Opening Thursday, July 21st, from 6PM - 7:30PM
This classic film from the 1930s echo many social and cultural themes found in America after the Fall: Painting in the 1930s.
Unable to secure studio funding for his depression era drama, King Vidor self-financed this social conscious film about John and Mary Sims, city dwellers suffering financial hardships. Relocating to the country, they establish a utopic farming cooperative with other victims of the Great Depression.
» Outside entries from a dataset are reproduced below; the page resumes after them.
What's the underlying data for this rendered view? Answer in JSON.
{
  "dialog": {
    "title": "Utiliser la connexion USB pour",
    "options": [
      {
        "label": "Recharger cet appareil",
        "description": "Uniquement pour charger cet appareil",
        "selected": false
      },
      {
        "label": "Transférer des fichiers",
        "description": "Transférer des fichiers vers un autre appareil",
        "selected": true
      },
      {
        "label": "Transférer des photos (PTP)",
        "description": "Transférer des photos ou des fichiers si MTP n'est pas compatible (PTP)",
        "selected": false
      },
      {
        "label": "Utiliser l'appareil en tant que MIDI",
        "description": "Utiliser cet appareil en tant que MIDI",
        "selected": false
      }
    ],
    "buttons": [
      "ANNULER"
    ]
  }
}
The rousing final reels involving the communal construction of an irrigation ditch is still considered one of the greatest experiments in cinematic rhythm.
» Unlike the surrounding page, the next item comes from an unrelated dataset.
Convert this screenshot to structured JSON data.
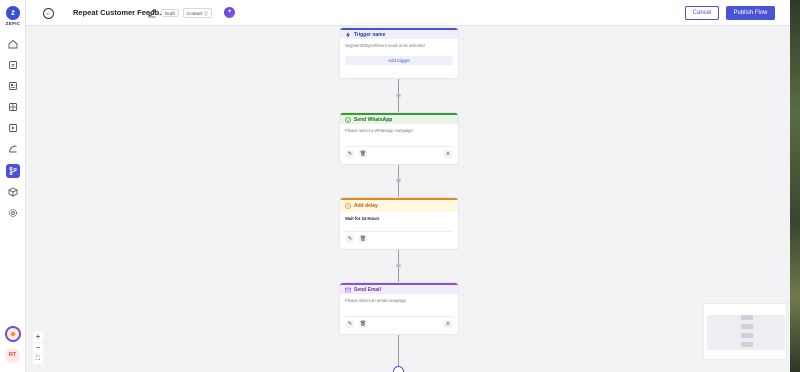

Screened on 16mm film and introduced by introduced by Daniel Morgan, Associate Professor, Department of Cinema and Media Studies and the College at University of Chicago.
Free with museum admission